#54: Sample student self-assessment using a scale or rubric
#56: Open minded and willing to adapt to new approaches
This year I addressed what I identified to be a poor approach to reading by many of my students. They too often jump to the glossary or seek out bolded words only. I decided to write a reading guide for one of their chapters in their own vernacular. Have a look at the Evolution of Jawn.
In another attempt to create better readers, I decided to use/create pictures to represent key concepts from the speciation chapter. The kids had to identify the concept that best matched the picture and explain their rationale for each selection.
Here's a link for a cell phone activity I actually created for my advanced class but decided to let my general level kids try this year. I absolutely despise cell phones, so this one is a stretch for me. I cannot speak to the results since I believe they will be doing the lesson after my conference, but we will see how it goes.
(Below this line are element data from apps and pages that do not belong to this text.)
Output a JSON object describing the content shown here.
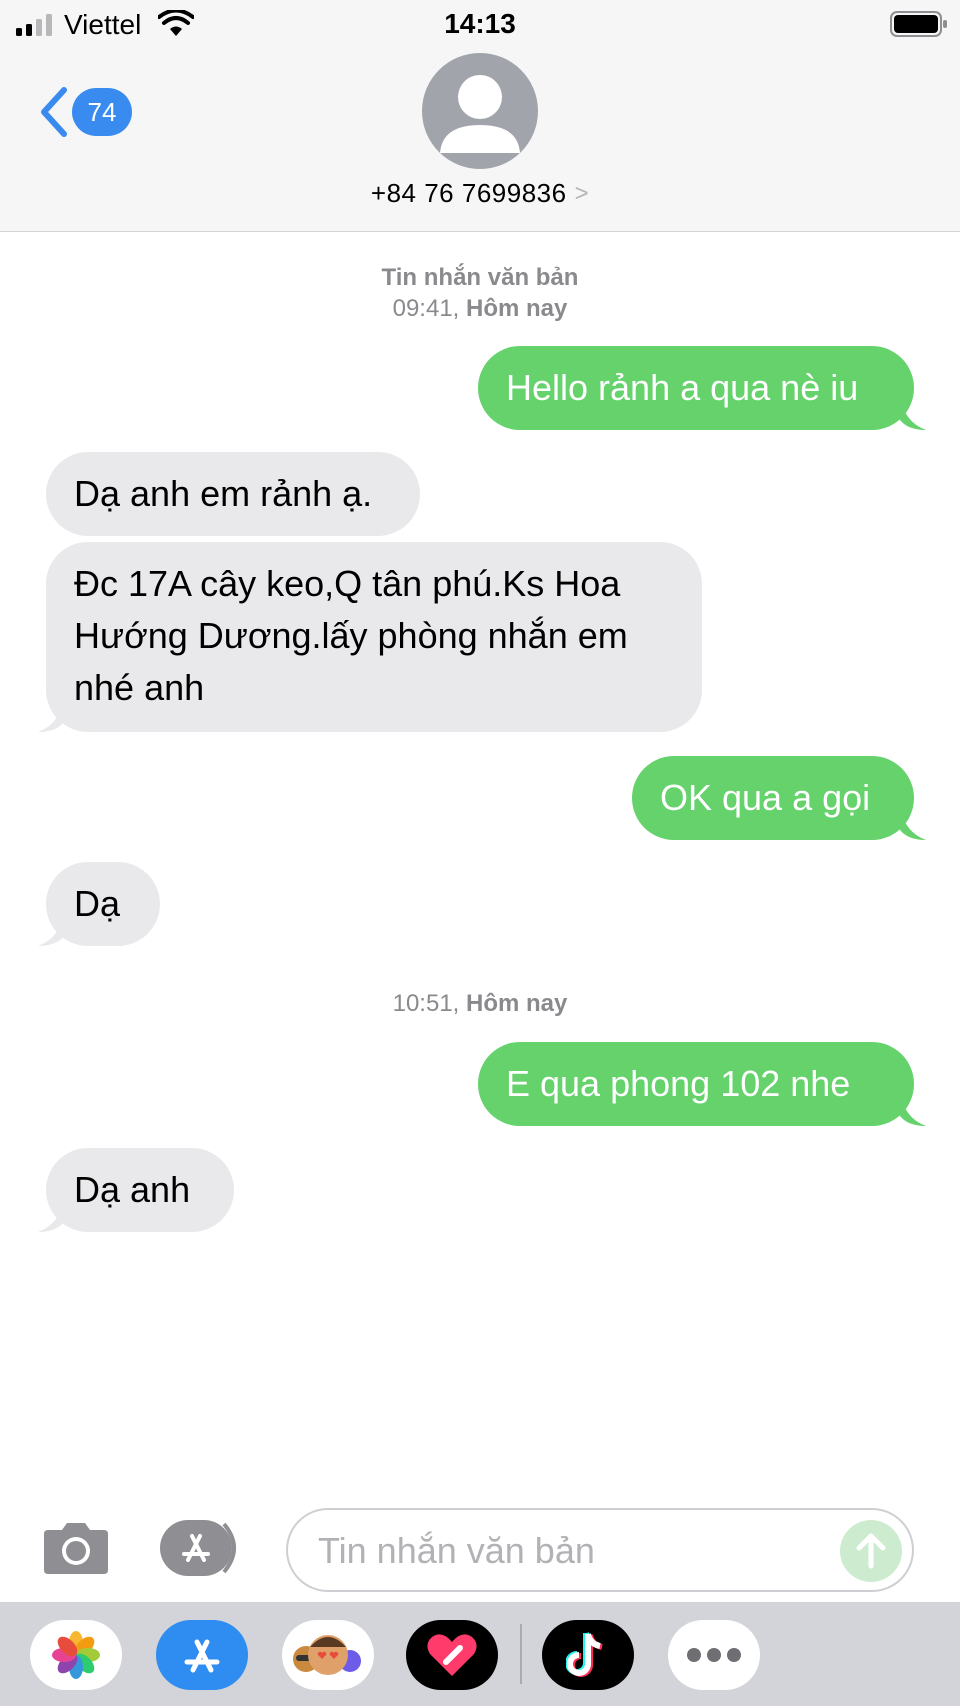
{
  "status_bar": {
    "carrier": "Viettel",
    "time": "14:13"
  },
  "nav": {
    "back_badge": "74",
    "contact": "+84 76 7699836",
    "chevron": ">"
  },
  "conversation": {
    "header_1": {
      "type": "Tin nhắn văn bản",
      "time": "09:41,",
      "day": "Hôm nay"
    },
    "header_2": {
      "time": "10:51,",
      "day": "Hôm nay"
    },
    "messages": [
      {
        "from": "me",
        "text": "Hello rảnh a qua nè iu"
      },
      {
        "from": "them",
        "text": "Dạ anh em rảnh ạ."
      },
      {
        "from": "them",
        "text": "Đc 17A cây keo,Q tân phú.Ks Hoa Hướng Dương.lấy phòng nhắn em nhé anh"
      },
      {
        "from": "me",
        "text": "OK qua a gọi"
      },
      {
        "from": "them",
        "text": "Dạ"
      },
      {
        "from": "me",
        "text": "E qua  phong 102 nhe"
      },
      {
        "from": "them",
        "text": "Dạ anh"
      }
    ]
  },
  "input": {
    "placeholder": "Tin nhắn văn bản"
  },
  "drawer": {
    "apps": [
      "photos-icon",
      "app-store-icon",
      "memoji-icon",
      "digital-touch-icon",
      "tiktok-icon",
      "more-icon"
    ]
  },
  "colors": {
    "sent_bubble": "#65d26c",
    "received_bubble": "#e9e9eb",
    "accent": "#3a8bf0"
  }
}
Another idea I tried (after finding computer access impossible) was to have the kids use their smart phones to start research into a new chapter and then rank everything they found according to the strength of their relevance. As you can see on the PowerPoint, they even used "signal strength bars" to mark each fact.
I also created an evolution lesson that enabled the kids to use their phones and QR codes instead of taking notes. Another evolution based lesson involved short presentations using an app called Picmotion. Basically the kids create a slideshow to demonstrate understanding of three complimentary terms.
This year I even allowed the kids to design and implement a new floor plan for all classes. Caitlyn G. came up with the plan. Unfortunately it did not work, but we came up with this design on the fly...
#60: Positive/Professional relationship with colleagues
I think the picture says it all...
Also, here is an email from the school nurse before the upcoming senior trip about a student's medical concern.